1943 - Delivers a well-received lecture to the Royal Society of Literature, entitled The Principles of Poetry, which was subsequently published in a limited edition of 1000 copies.
"All good poetry is forged slowly and patiently, link by link, with sweat and blood and tears."
1944 - Olive Custance Douglas dies of a cerebral hemorrage in February at the age of 67. Raymond is able to attend the funeral and in June is again de-certified and released from St. Andrew's Hospital. However, his conduct deteriorates culminating in a "brain-storm" and he is returned to St. Andrew's in November. (He is not released again and remains in the hospital until his death in October 1964).

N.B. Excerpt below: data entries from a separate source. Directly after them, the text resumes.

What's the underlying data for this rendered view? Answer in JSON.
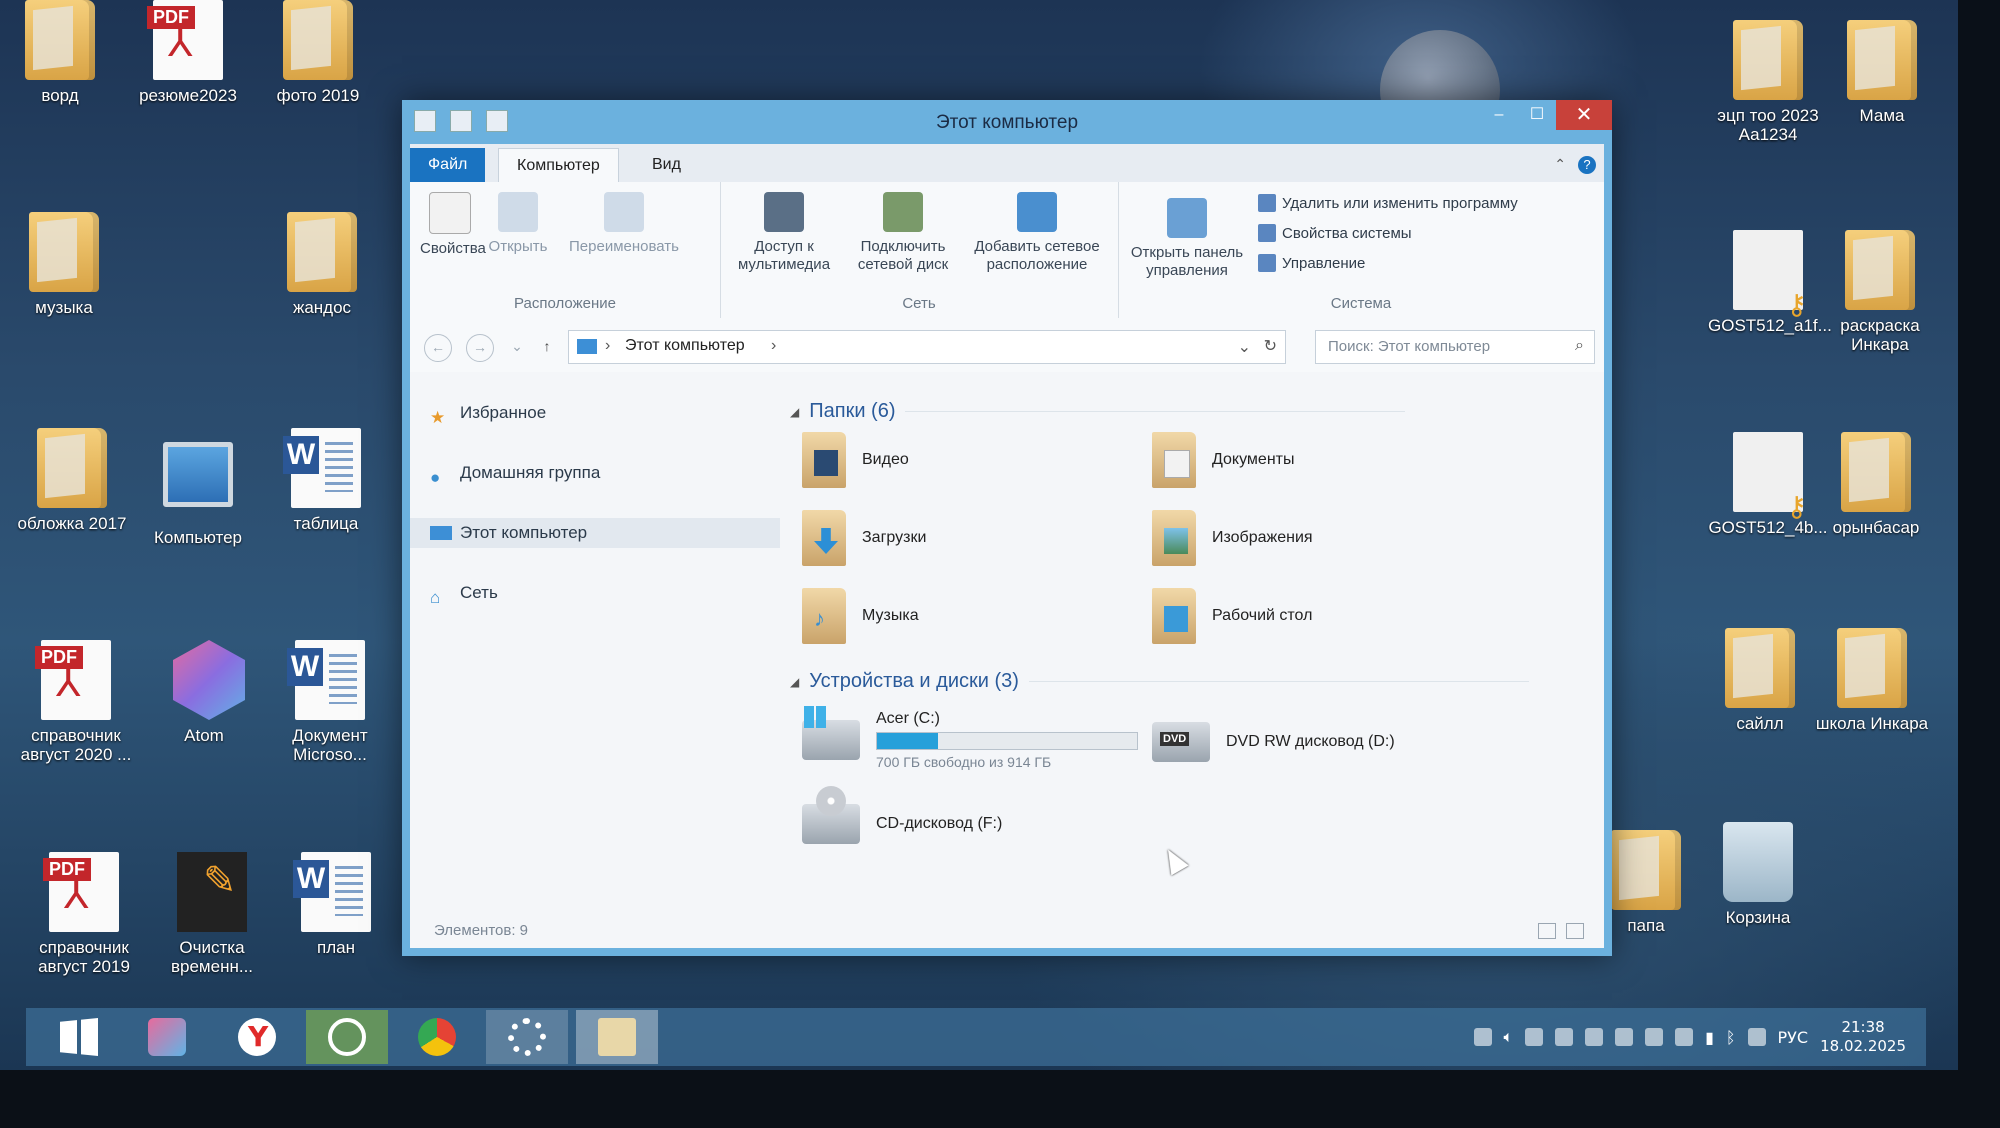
{
  "desktop": {
    "icons": [
      {
        "label": "ворд"
      },
      {
        "label": "резюме2023",
        "badge": "PDF"
      },
      {
        "label": "фото 2019"
      },
      {
        "label": "музыка"
      },
      {
        "label": "жандос"
      },
      {
        "label": "обложка 2017"
      },
      {
        "label": "Компьютер"
      },
      {
        "label": "таблица",
        "badge": "W"
      },
      {
        "label": "справочник август 2020 ...",
        "badge": "PDF"
      },
      {
        "label": "Atom"
      },
      {
        "label": "Документ Microso...",
        "badge": "W"
      },
      {
        "label": "справочник август 2019",
        "badge": "PDF"
      },
      {
        "label": "Очистка временн..."
      },
      {
        "label": "план",
        "badge": "W"
      },
      {
        "label": "эцп тоо 2023 Аа1234"
      },
      {
        "label": "Мама"
      },
      {
        "label": "GOST512_a1f..."
      },
      {
        "label": "раскраска Инкара"
      },
      {
        "label": "GOST512_4b..."
      },
      {
        "label": "орынбасар"
      },
      {
        "label": "сайлл"
      },
      {
        "label": "школа Инкара"
      },
      {
        "label": "папа"
      },
      {
        "label": "Корзина"
      }
    ]
  },
  "window": {
    "title": "Этот компьютер",
    "tabs": {
      "file": "Файл",
      "computer": "Компьютер",
      "view": "Вид"
    },
    "ribbon": {
      "location": {
        "label": "Расположение",
        "properties": "Свойства",
        "open": "Открыть",
        "rename": "Переименовать"
      },
      "network": {
        "label": "Сеть",
        "media": "Доступ к мультимедиа",
        "map_drive": "Подключить сетевой диск",
        "add_location": "Добавить сетевое расположение"
      },
      "system": {
        "label": "Система",
        "control_panel": "Открыть панель управления",
        "uninstall": "Удалить или изменить программу",
        "sys_props": "Свойства системы",
        "manage": "Управление"
      }
    },
    "address": {
      "path": "Этот компьютер",
      "search_placeholder": "Поиск: Этот компьютер"
    },
    "nav": {
      "favorites": "Избранное",
      "homegroup": "Домашняя группа",
      "this_pc": "Этот компьютер",
      "network": "Сеть"
    },
    "folders": {
      "header": "Папки (6)",
      "items": [
        "Видео",
        "Документы",
        "Загрузки",
        "Изображения",
        "Музыка",
        "Рабочий стол"
      ]
    },
    "devices": {
      "header": "Устройства и диски (3)",
      "c_name": "Acer (C:)",
      "c_free": "700 ГБ свободно из 914 ГБ",
      "c_used_fraction": 0.234,
      "dvd_name": "DVD RW дисковод (D:)",
      "dvd_badge": "DVD",
      "cd_name": "CD-дисковод (F:)"
    },
    "status": "Элементов: 9"
  },
  "taskbar": {
    "lang": "РУС",
    "time": "21:38",
    "date": "18.02.2025"
  }
}
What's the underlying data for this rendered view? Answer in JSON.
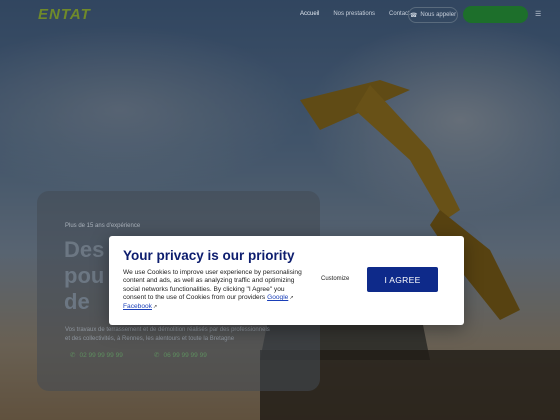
{
  "header": {
    "logo_text": "ENTAT",
    "nav": [
      "Accueil",
      "Nos prestations",
      "Contact"
    ],
    "contact_label": "Nous appeler",
    "quote_label": ""
  },
  "hero": {
    "eyebrow": "Plus de 15 ans d'expérience",
    "headline": "Des\npou\nde",
    "description_line1": "Vos travaux de terrassement et de démolition réalisés par des professionnels",
    "description_line2": "et des collectivités, à Rennes, les alentours et toute la Bretagne",
    "phone1": "02 99 99 99 99",
    "phone2": "06 99 99 99 99"
  },
  "cookie_modal": {
    "title": "Your privacy is our priority",
    "body_text": "We use Cookies to improve user experience by personalising content and ads, as well as analyzing traffic and optimizing social networks functionalities. By clicking \"I Agree\" you consent to the use of Cookies from our providers",
    "link_google": "Google",
    "link_facebook": "Facebook",
    "customize_label": "Customize",
    "agree_label": "I AGREE"
  },
  "colors": {
    "modal_title": "#0d1d6e",
    "agree_button": "#0e2a8a",
    "link": "#1a3fb8",
    "brand_green": "#1d6f2b"
  },
  "icons": [
    "phone-icon",
    "menu-icon",
    "external-link-icon",
    "excavator-illustration"
  ]
}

Lord Alfred Douglas
1945 - Bosie spent his later life with little money and in poor health; he died in Lancing, Sussex, of congestive heart failure on Wedneday, March 20th at the age of 74. He was buried at the Franciscan Montastery in Crawley on Friday, March 23rd. He is interred alongside his mother, one gravestone covers them both.
We have received:
Caspar Wintermans' biography of Lord Alfred ("Bosie") Douglas has been published in English, in 2007.
See cover's picture here at the left.